Serves international cuisine and at a very high level. Unfortunately, the menu is very meat-heavy, but there are also vegetarian dishes. Everything tasted excellent. The prices are very high for Myanmar standards, but we did not find the bistro overpriced. We have for both of us (incl. drinks) 30.000 Kyat (so close to 20 euros) paid.

Nova Coffee Looking for good coffee (espresso!) we ended up at Nova Coffee. Apart from us, there were mainly young, rather rich local guests. The espresso (801 Kyat) tasted very good, there’s nothing to complain about. So if you’re also a caffeine junkie, it’s worth a stopover.

6. How to get to Mandalay In Mandalay, next to Yangon, the only international airport in Myanmar is located . You can fly direct to Mandalay from Thailand (Bangkok and Chiang Mai). Within the country there are also numerous flight connections to Mandalay.

However, since many start their Myanmar trip in Yangon and either Coming from Bagan or Inle Lake, most travel to Mandalay by land route. We ourselves came to Mandalay from Bagan. For this route we took the bus (9.020 kyat). Our booked bus turned out to be a minibus with approx. 20 seats out. Several buses run daily between Bagan and Mandalay. For us it was lunchtime at 07 Go on. The journey time is approx. 5 1/2 hours, so that we are against 17: 27 o’clock arrived in Mandalay.

You can also travel this route between Bagan and Mandalay by boat. Driving along the Irrawaddy River is said to be quite an experience. Altogether you are on the road for 9 hours, but you can watch the landscape pass you comfortably from the deck.

7. Travel Guide for Mandalay and Myanmar If you are looking for a Travel Guide for Myanmar, we can highly recommend the Stefan Loose Travel Guide recommend. As usual, it is well researched and well researched. However, this also means that the book is quite thick and relatively heavy. We still have a recommendation!

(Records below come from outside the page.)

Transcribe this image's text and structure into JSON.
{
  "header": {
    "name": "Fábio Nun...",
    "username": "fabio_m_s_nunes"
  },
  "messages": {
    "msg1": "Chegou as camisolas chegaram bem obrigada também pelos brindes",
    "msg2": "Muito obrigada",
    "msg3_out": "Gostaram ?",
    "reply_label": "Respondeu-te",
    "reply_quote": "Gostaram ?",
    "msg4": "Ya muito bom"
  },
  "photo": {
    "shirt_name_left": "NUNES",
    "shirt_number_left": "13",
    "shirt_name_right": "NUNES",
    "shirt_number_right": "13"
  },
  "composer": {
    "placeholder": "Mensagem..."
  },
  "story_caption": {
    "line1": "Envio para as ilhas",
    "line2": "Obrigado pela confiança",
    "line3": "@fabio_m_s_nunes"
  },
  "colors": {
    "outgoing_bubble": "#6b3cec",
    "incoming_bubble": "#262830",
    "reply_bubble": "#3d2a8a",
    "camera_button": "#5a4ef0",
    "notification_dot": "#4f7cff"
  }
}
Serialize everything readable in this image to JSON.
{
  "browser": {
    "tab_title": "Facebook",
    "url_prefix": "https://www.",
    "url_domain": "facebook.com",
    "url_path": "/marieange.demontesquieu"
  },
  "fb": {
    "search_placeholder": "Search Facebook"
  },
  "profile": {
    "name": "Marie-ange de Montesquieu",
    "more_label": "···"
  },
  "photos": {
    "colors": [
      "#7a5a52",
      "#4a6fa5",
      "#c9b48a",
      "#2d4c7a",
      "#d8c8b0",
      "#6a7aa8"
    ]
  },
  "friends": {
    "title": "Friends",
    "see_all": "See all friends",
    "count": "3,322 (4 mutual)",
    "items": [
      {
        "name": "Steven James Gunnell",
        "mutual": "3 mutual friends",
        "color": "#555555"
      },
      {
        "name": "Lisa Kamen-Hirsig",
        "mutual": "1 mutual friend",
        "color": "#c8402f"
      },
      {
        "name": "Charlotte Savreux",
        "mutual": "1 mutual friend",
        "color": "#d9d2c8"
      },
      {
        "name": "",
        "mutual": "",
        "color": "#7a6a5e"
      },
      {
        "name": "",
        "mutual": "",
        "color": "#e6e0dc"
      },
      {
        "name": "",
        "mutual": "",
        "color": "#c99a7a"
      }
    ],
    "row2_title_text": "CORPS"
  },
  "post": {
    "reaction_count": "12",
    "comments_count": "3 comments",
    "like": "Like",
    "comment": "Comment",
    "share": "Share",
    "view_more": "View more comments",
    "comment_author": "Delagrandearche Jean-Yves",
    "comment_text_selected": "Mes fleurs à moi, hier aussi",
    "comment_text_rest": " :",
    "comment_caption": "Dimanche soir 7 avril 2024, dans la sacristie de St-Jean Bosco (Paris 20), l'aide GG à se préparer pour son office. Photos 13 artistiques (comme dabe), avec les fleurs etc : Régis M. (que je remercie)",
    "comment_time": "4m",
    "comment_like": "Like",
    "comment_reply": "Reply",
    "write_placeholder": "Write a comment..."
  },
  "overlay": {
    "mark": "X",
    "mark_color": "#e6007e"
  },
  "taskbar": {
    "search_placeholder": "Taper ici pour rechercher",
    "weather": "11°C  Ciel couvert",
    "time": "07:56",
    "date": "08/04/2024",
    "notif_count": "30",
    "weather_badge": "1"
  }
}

You can buy the travel guide here: Stefan Loose Travel Guide Myanmar

8th. More Myanmar Travel Reports Our route for Myanmar Our travel guide for Myanmar: Tips for Traveling to Myanmar Bago Yangon Golden Rock Hpa-An Inle Lake The Temples of Bagan Ngapali Transparency: Affiliate Links This blog article contains our personal recommendations in the form of so-called affiliate links. If you book or buy something through the links, we will receive a small commission. For you, this does not change the price at all. cool thing right? A thousand thanks from both of us!

Have you already been to Mandalay and still have tips or reports for us? Or do you have further questions? We look forward to your comment!